The revelation is a rebuke to Netflix programming model: releasing as much original content as it can to attract viewers. In the interview, Cue says that Apple won’t be “creating the most” original content for users, but will be “creating the best.” When asked about Netflix’s model, he notes that there’s “nothing wrong with that model, but it’s not our model.”

Apple is a latecomer to the streaming video wars

Apple is a latecomer to the streaming video industry, following companies such as Amazon, Hulu, and Netflix, which have already pulled in legions of loyal users, in part due to their efforts to produce their original content.

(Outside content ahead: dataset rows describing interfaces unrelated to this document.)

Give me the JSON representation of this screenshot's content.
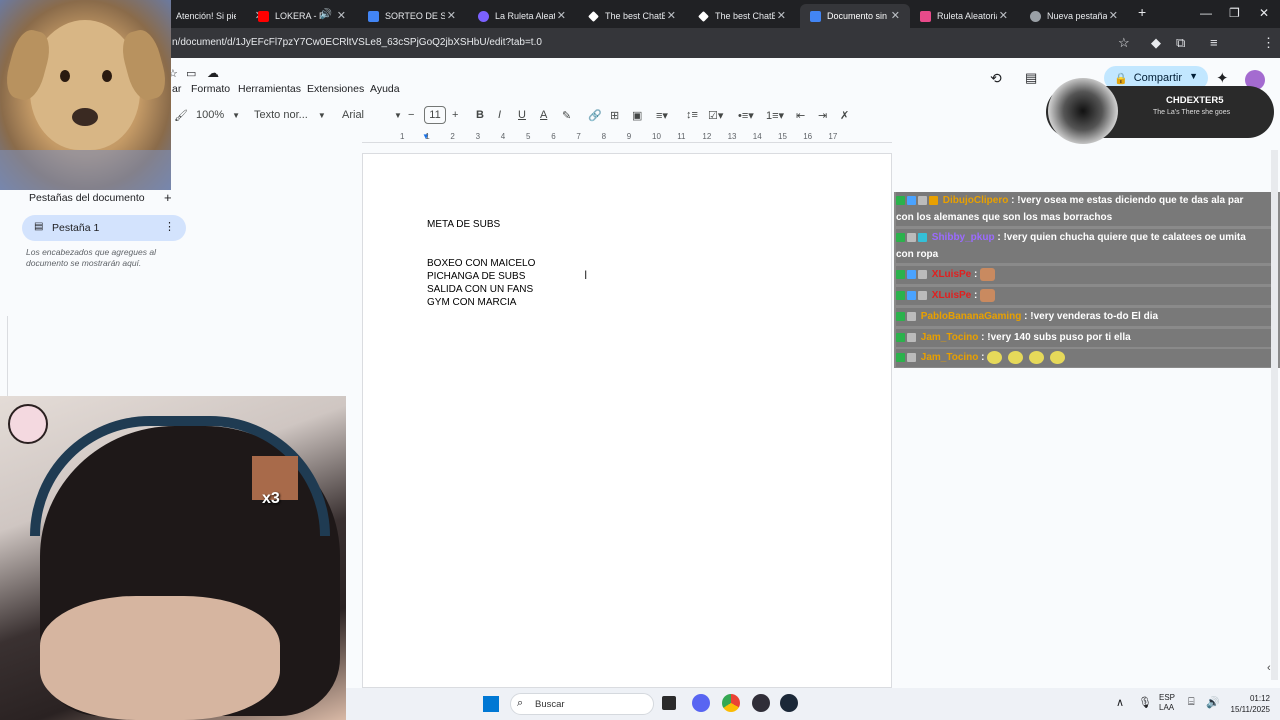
{
  "browser": {
    "tabs": [
      {
        "label": "Atención! Si pien",
        "color": "#e8a000"
      },
      {
        "label": "LOKERA - Ra",
        "color": "#ff0000"
      },
      {
        "label": "SORTEO DE SUBS",
        "color": "#4285f4"
      },
      {
        "label": "La Ruleta Aleatori",
        "color": "#7b61ff"
      },
      {
        "label": "The best ChatBot",
        "color": "#ffffff"
      },
      {
        "label": "The best ChatBot",
        "color": "#ffffff"
      },
      {
        "label": "Documento sin tít",
        "color": "#4285f4"
      },
      {
        "label": "Ruleta Aleatoria",
        "color": "#e84a8a"
      },
      {
        "label": "Nueva pestaña",
        "color": "#9aa0a6"
      }
    ],
    "url": "n/document/d/1JyEFcFl7pzY7Cw0ECRltVSLe8_63cSPjGoQ2jbXSHbU/edit?tab=t.0"
  },
  "docs": {
    "menu": [
      "ar",
      "Formato",
      "Herramientas",
      "Extensiones",
      "Ayuda"
    ],
    "zoom": "100%",
    "style": "Texto nor...",
    "font": "Arial",
    "font_size": "11",
    "share_label": "Compartir"
  },
  "sidebar": {
    "title": "Pestañas del documento",
    "tab_label": "Pestaña 1",
    "hint": "Los encabezados que agregues al documento se mostrarán aquí."
  },
  "document": {
    "lines": [
      "META DE SUBS",
      "BOXEO CON MAICELO",
      "PICHANGA DE SUBS",
      "SALIDA CON UN FANS",
      "GYM CON MARCIA"
    ]
  },
  "ruler": {
    "ticks": [
      "1",
      "1",
      "2",
      "3",
      "4",
      "5",
      "6",
      "7",
      "8",
      "9",
      "10",
      "11",
      "12",
      "13",
      "14",
      "15",
      "16",
      "17"
    ]
  },
  "overlay": {
    "music_name": "CHDEXTER5",
    "music_song": "The La's There she goes",
    "emote_multiplier": "x3"
  },
  "chat": [
    {
      "user": "DibujoClipero",
      "user_color": "#e8a000",
      "text": ": !very osea me estas diciendo que te das ala par",
      "cont": "con los alemanes que son los mas borrachos"
    },
    {
      "user": "Shibby_pkup",
      "user_color": "#9b6bff",
      "text": ": !very quien chucha quiere que te calatees oe umita",
      "cont": "con ropa"
    },
    {
      "user": "XLuisPe",
      "user_color": "#e02020",
      "text": ":",
      "cont": ""
    },
    {
      "user": "XLuisPe",
      "user_color": "#e02020",
      "text": ":",
      "cont": ""
    },
    {
      "user": "PabloBananaGaming",
      "user_color": "#e8a000",
      "text": ": !very venderas to-do El dia",
      "cont": ""
    },
    {
      "user": "Jam_Tocino",
      "user_color": "#e8a000",
      "text": ": !very 140 subs puso por ti ella",
      "cont": ""
    },
    {
      "user": "Jam_Tocino",
      "user_color": "#e8a000",
      "text": ":",
      "cont": ""
    }
  ],
  "taskbar": {
    "search_placeholder": "Buscar",
    "lang_top": "ESP",
    "lang_bottom": "LAA",
    "time": "01:12",
    "date": "15/11/2025"
  }
}
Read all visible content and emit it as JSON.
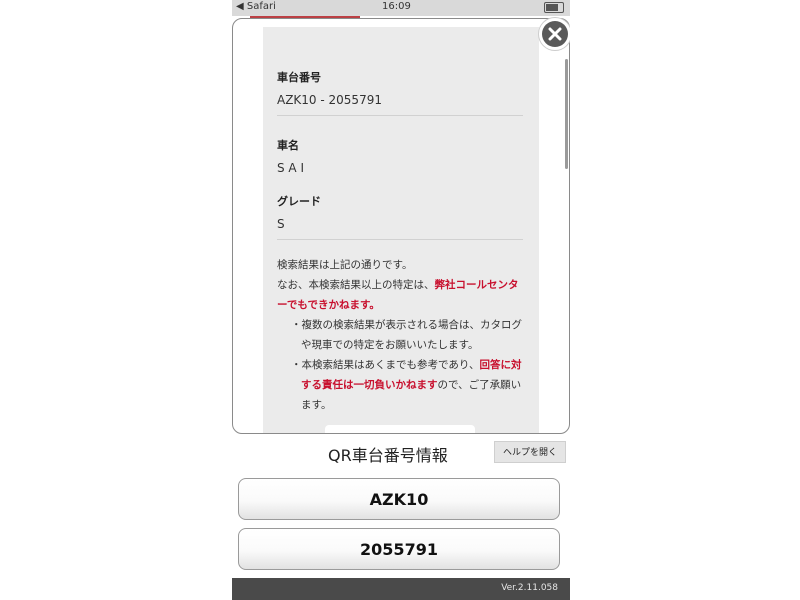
{
  "status_bar": {
    "carrier": "◀ Safari",
    "time": "16:09"
  },
  "modal": {
    "fields": [
      {
        "label": "車台番号",
        "value": "AZK10 - 2055791"
      },
      {
        "label": "車名",
        "value": "S A I"
      },
      {
        "label": "グレード",
        "value": "S"
      }
    ],
    "notice": {
      "line1": "検索結果は上記の通りです。",
      "line2_pre": "なお、本検索結果以上の特定は、",
      "line2_red": "弊社コールセンターでもできかねます。",
      "bullet1": "・複数の検索結果が表示される場合は、カタログや現車での特定をお願いいたします。",
      "bullet2_pre": "・本検索結果はあくまでも参考であり、",
      "bullet2_red": "回答に対する責任は一切負いかねます",
      "bullet2_post": "ので、ご了承願います。"
    }
  },
  "qr": {
    "title": "QR車台番号情報",
    "help_label": "ヘルプを開く",
    "model_code": "AZK10",
    "serial": "2055791"
  },
  "footer": {
    "version": "Ver.2.11.058"
  }
}
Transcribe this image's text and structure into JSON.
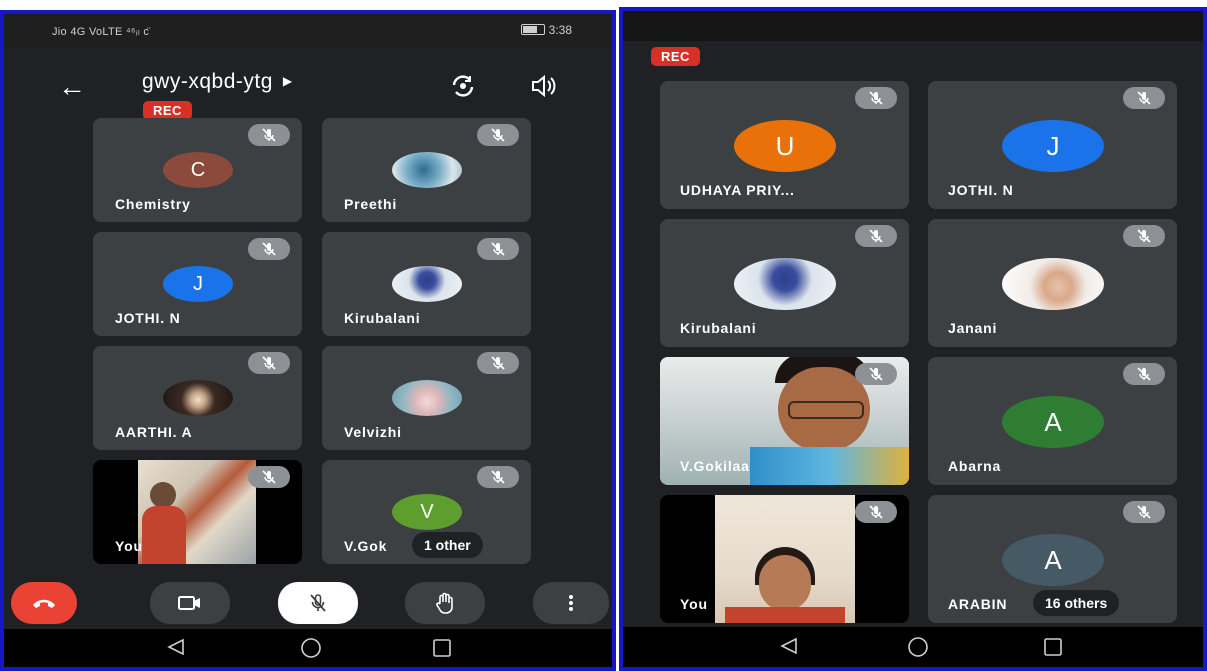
{
  "left": {
    "status": {
      "carrier": "Jio 4G VoLTE ⁴⁶ᵢₗ ᴄ̈",
      "time": "3:38"
    },
    "meeting_code": "gwy-xqbd-ytg",
    "rec_label": "REC",
    "tiles": [
      {
        "name": "Chemistry",
        "initial": "C",
        "avatar_color": "#8b4a3c"
      },
      {
        "name": "Preethi",
        "initial": "",
        "avatar_color": "#6a8a9c"
      },
      {
        "name": "JOTHI. N",
        "initial": "J",
        "avatar_color": "#1a73e8"
      },
      {
        "name": "Kirubalani",
        "initial": "",
        "avatar_color": "#c9d3de"
      },
      {
        "name": "AARTHI. A",
        "initial": "",
        "avatar_color": "#2b2320"
      },
      {
        "name": "Velvizhi",
        "initial": "",
        "avatar_color": "#8fb7c4"
      },
      {
        "name": "You",
        "initial": "",
        "avatar_color": ""
      },
      {
        "name": "V.Gok",
        "initial": "V",
        "avatar_color": "#5e9e2e"
      }
    ],
    "others_label": "1 other"
  },
  "right": {
    "rec_label": "REC",
    "tiles": [
      {
        "name": "UDHAYA PRIY...",
        "initial": "U",
        "avatar_color": "#e8710a"
      },
      {
        "name": "JOTHI. N",
        "initial": "J",
        "avatar_color": "#1a73e8"
      },
      {
        "name": "Kirubalani",
        "initial": "",
        "avatar_color": "#c9d3de"
      },
      {
        "name": "Janani",
        "initial": "",
        "avatar_color": "#e8dcd2"
      },
      {
        "name": "V.Gokilaa",
        "initial": "",
        "avatar_color": ""
      },
      {
        "name": "Abarna",
        "initial": "A",
        "avatar_color": "#2e7d32"
      },
      {
        "name": "You",
        "initial": "",
        "avatar_color": ""
      },
      {
        "name": "ARABIN",
        "initial": "A",
        "avatar_color": "#455a64"
      }
    ],
    "others_label": "16 others"
  },
  "colors": {
    "end_call": "#ea4335",
    "rec": "#d93025",
    "tile": "#3c4043",
    "frame": "#1518c4"
  },
  "icons": [
    "back-arrow-icon",
    "flip-camera-icon",
    "speaker-icon",
    "mic-off-icon",
    "end-call-icon",
    "camera-icon",
    "raise-hand-icon",
    "more-vert-icon",
    "nav-back-icon",
    "nav-home-icon",
    "nav-recents-icon"
  ]
}
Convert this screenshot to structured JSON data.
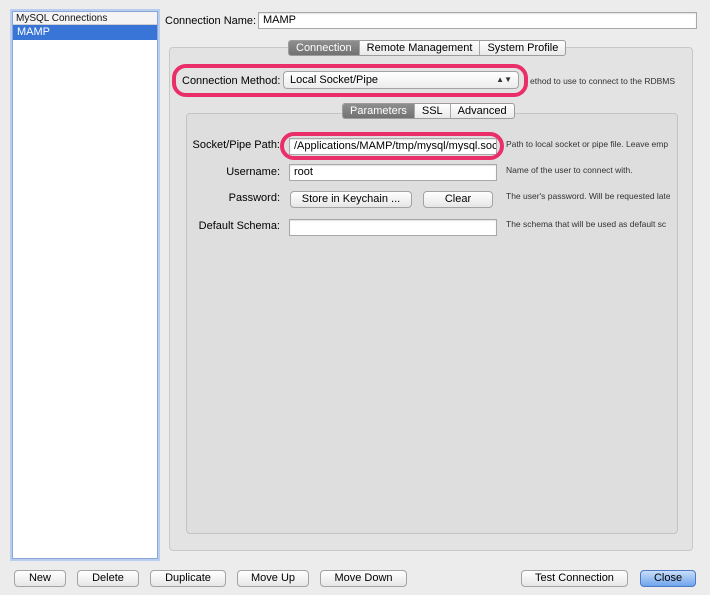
{
  "connections": {
    "header": "MySQL Connections",
    "items": [
      {
        "label": "MAMP",
        "selected": true
      }
    ]
  },
  "connection_name": {
    "label": "Connection Name:",
    "value": "MAMP"
  },
  "main_tabs": [
    {
      "label": "Connection",
      "active": true
    },
    {
      "label": "Remote Management",
      "active": false
    },
    {
      "label": "System Profile",
      "active": false
    }
  ],
  "connection_method": {
    "label": "Connection Method:",
    "value": "Local Socket/Pipe",
    "hint": "ethod to use to connect to the RDBMS"
  },
  "sub_tabs": [
    {
      "label": "Parameters",
      "active": true
    },
    {
      "label": "SSL",
      "active": false
    },
    {
      "label": "Advanced",
      "active": false
    }
  ],
  "params": {
    "socket": {
      "label": "Socket/Pipe Path:",
      "value": "/Applications/MAMP/tmp/mysql/mysql.soc",
      "hint": "Path to local socket or pipe file. Leave emp"
    },
    "username": {
      "label": "Username:",
      "value": "root",
      "hint": "Name of the user to connect with."
    },
    "password": {
      "label": "Password:",
      "store_label": "Store in Keychain ...",
      "clear_label": "Clear",
      "hint": "The user's password. Will be requested late"
    },
    "schema": {
      "label": "Default Schema:",
      "value": "",
      "hint": "The schema that will be used as default sc"
    }
  },
  "bottom_buttons": {
    "new": "New",
    "delete": "Delete",
    "duplicate": "Duplicate",
    "move_up": "Move Up",
    "move_down": "Move Down",
    "test_connection": "Test Connection",
    "close": "Close"
  },
  "colors": {
    "selection": "#3875d7",
    "highlight": "#ea2e6a",
    "primary_button": "#6fa4ec"
  }
}
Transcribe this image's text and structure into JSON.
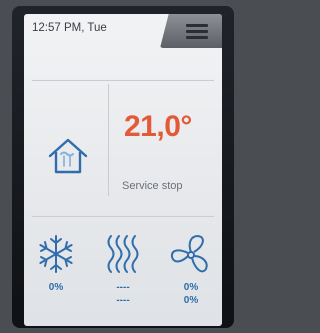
{
  "header": {
    "clock": "12:57 PM, Tue"
  },
  "main": {
    "temperature": "21,0°",
    "status": "Service stop"
  },
  "bottom": {
    "cooling": {
      "value": "0%"
    },
    "heating": {
      "value1": "----",
      "value2": "----"
    },
    "fan": {
      "value1": "0%",
      "value2": "0%"
    }
  },
  "colors": {
    "temperature": "#e45a38",
    "icon": "#2f6eab",
    "screen_bg": "#eeeff1",
    "menu_tab": "#74787e"
  },
  "icons": [
    "menu-icon",
    "home-icon",
    "snowflake-icon",
    "heating-icon",
    "fan-icon"
  ]
}
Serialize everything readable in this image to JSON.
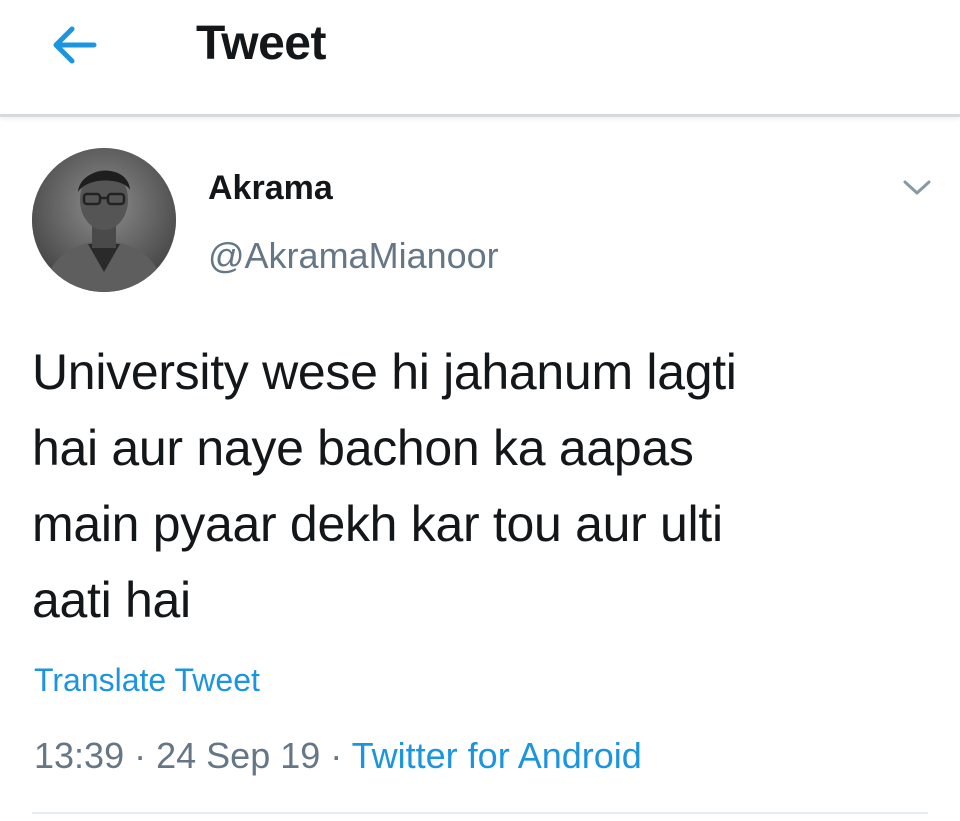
{
  "header": {
    "back_icon": "arrow-left-icon",
    "title": "Tweet"
  },
  "tweet": {
    "author": {
      "display_name": "Akrama",
      "username": "@AkramaMianoor",
      "avatar_icon": "avatar-photo"
    },
    "menu_icon": "chevron-down-icon",
    "text": "University wese hi jahanum lagti\nhai aur naye bachon ka aapas\nmain pyaar dekh kar tou aur ulti\naati hai",
    "translate_label": "Translate Tweet",
    "time": "13:39",
    "separator": "·",
    "date": "24 Sep 19",
    "source": "Twitter for Android"
  },
  "colors": {
    "accent": "#1b95e0",
    "text_primary": "#14171a",
    "text_secondary": "#657786",
    "divider": "#d7dadd"
  }
}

Other media conglomerates are jumping in as well: Disney, NBCUniversal, and Warner Bros. have all announced their own platforms, which will launch this year and next.

Cue notes that Apple hasn’t always been the leader when it comes to hardware, pointing out that they weren’t the first to produce computers, smartphones, or tablets. “We try to be the best, and we don’t have to be the first to be the best,” he said. He explains that while Apple doesn’t “know a lot about television other than we are big consumers of it,” what it does do is “find the best people for it.” The company brought on high-profile Hollywood executives, Jamie Erlicht and Zack Van Amburg (formerly of Sony), as well as Jay Hunt (formerly of the UK’s Channel 4) to head up its television programming.

Under them, the company has lined up an impressive-looking slate of projects, with shows from people such as J.J. Abrams, Steven Spielberg, and Oprah Winfrey. However, while Apple’s slate sounds promising, we’ve only caught a glimpses: a sizzler reel during the company’s unveiling event, and a trailer for Moore’s science fiction show, For All Mankind.

The interview revealed a handful of additional tidbits about what to expect from the TV service. Apple will apparently release new content every month, and the first series out of the gate will likely be its workplace drama, The Morning Show, which will feature Reese Witherspoon and Jennifer Aniston. Cue notes that the series will feature “real issues occurring in the workplace,” and that “on the quality bar, it is really, really good.” Apple certainly isn’t producing the same amount of content as its competitors already are, and we’ll have to wait until this fall to see how the quality really is.